O Cok, H Eker, S Akin, A Aribogan
pacu, unconsciousness, ventriculoperitoneal shunt externalization
O Cok, H Eker, S Akin, A Aribogan. A Distressing Complication in PACU after Ventriculoperitoneal Shunt Externalization. The Internet Journal of Anesthesiology. 2007 Volume 16 Number 1.
Accurate knowledge and intense care are required for early detection of complications in all stages of anesthesia. Here, we present a three-year old boy who lost consciousness in post-anesthesia care unit after ventriculoperitoneal shunt externalization and discuss the possible causes and immediate treatment. We suggest that an anesthetist should be aware of post-anesthetic early complications, but also he should be ready for outcomes of a controversial surgical procedure.
To the Editor:
The incidence of adverse events in postanesthesia care unit (PACU) exceed 10% to 18% and these complications may be related either anesthesia or surgery, or both (1). Also the type of surgery has a considerable impact on the overall incidence of PACU complications and, here, we present a case of postoperative loss of consciousness in the PACU following a neurosurgical intervention.
Three-year old boy was admitted to hospital with headache, nausea and vomiting. He had a ventriculoperitoneal shunt placed when he was 6 months old. An increase in intracranial pressure (ICP) was suspected in his physical examination, but MRI findings and a low cerebrospinal fluid (CSF) pressure revealed that ICP was below normal level. Pediatric neurologist referred the patient to neurosurgery department for ventriculoperitoneal shunt externalization and ICP management. The anesthetic plan was local anesthesia with midazolam sedation. Shunt was externalized and the drainage was stopped in the operation. After an uneventful intraoperative period, child was completely awake when he was transported to recovery area. His sedation recovery score was 19 according to Vancouver Sedative Recovery Scale for Children (2), which has the highest score as 22, at arrival to the recovery room.
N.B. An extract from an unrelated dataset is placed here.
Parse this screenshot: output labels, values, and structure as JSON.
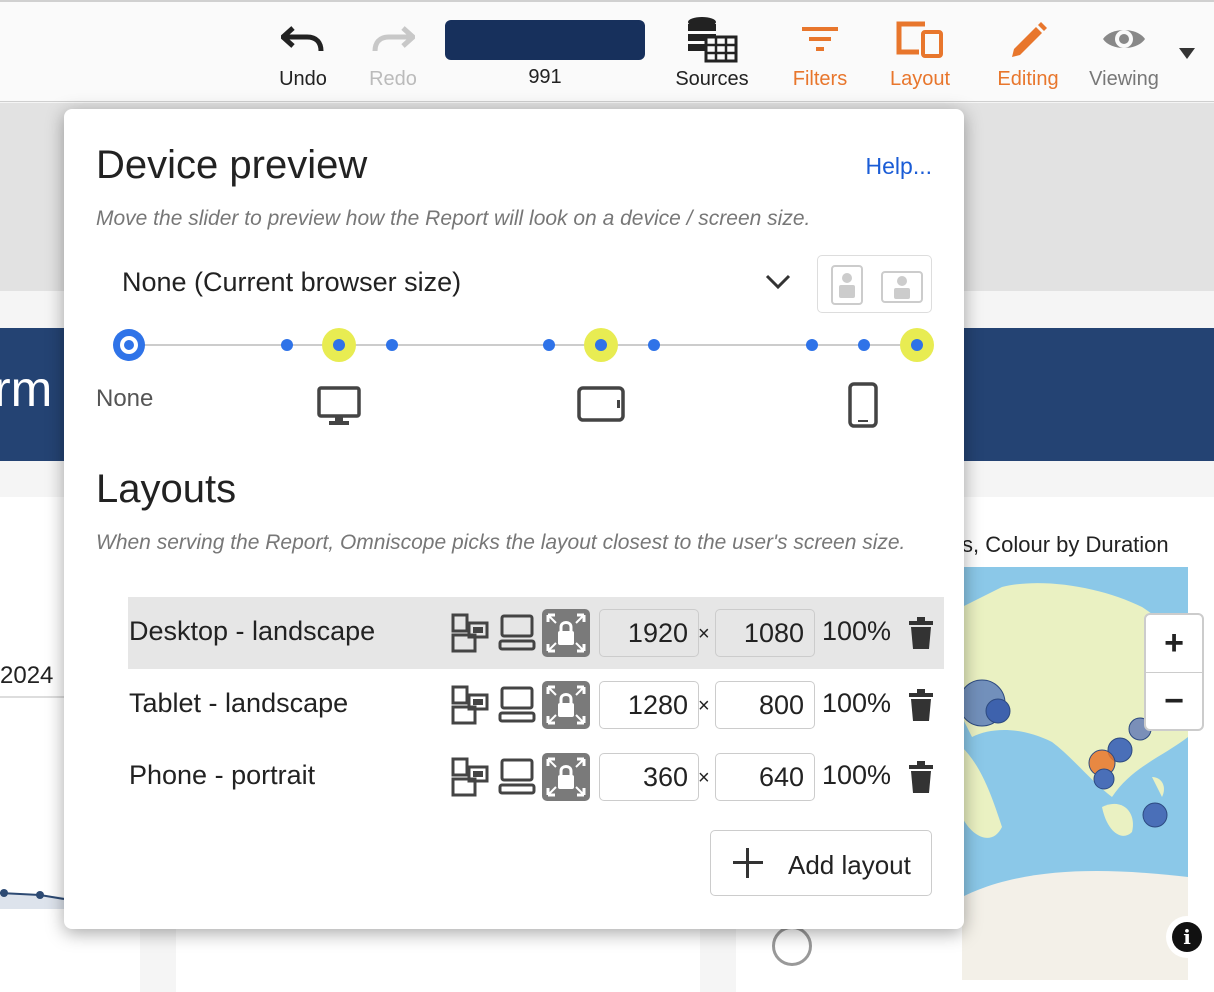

After 30 minutes in PACU, child lost consciousness suddenly and his respiration became shallow, his recovery score was 5. Then his ventilation was supported with a closed face mask and flumazenil 0.5 mg was administered immediately to rule out a prolonged sedation because of midazolam, but no recovery was observed. Arterial blood gases and glucose concentration assessed immediately was in normal limits. Simultaneous neurological examination revealed dilatation of both pupils to suspect a possible elevation in ICP. Mannitol (0.5 g/kg) and furosemide (0.5 mg/kg) treatment started immediately for ICP management and thereafter an emergency CT scan was planned for diagnosis. Patient was then intubated to maintain hyperventilation and to ensure the safety of airway during transport. CT scan revealed an acute increase in ICP (Figure 1) and ventriculoperitoneal drainage was started again and 70 ml CSF was drained rapidly. Patient recovered subsequently and extubated successfully in the intensive care unit.
Anesthetists sometimes may have to participate in a surgical procedure although the operation decision is controversial or inappropriate for the patient's actual condition. However anesthetist's responsibility for a patient continues until discharge in general means. But the period in the recovery room is especially important to notice possible early complications and to manage the problem without delay. These complications may include inadequate recovery from anesthesia, seizures, electrolyte imbalance, hypoglycemia and surgical complication as an anticipated ICP elevation as a result of the operation in this case. As loss of consciousness after recovery following an operation remains challenging, anaesthetic complications must always be ruled out as surgical causes are investigated concurrently. We suggest that an anesthetist should be aware of post-anesthetic early complications, but also he should be ready for outcomes of a controversial neurosurgical procedure.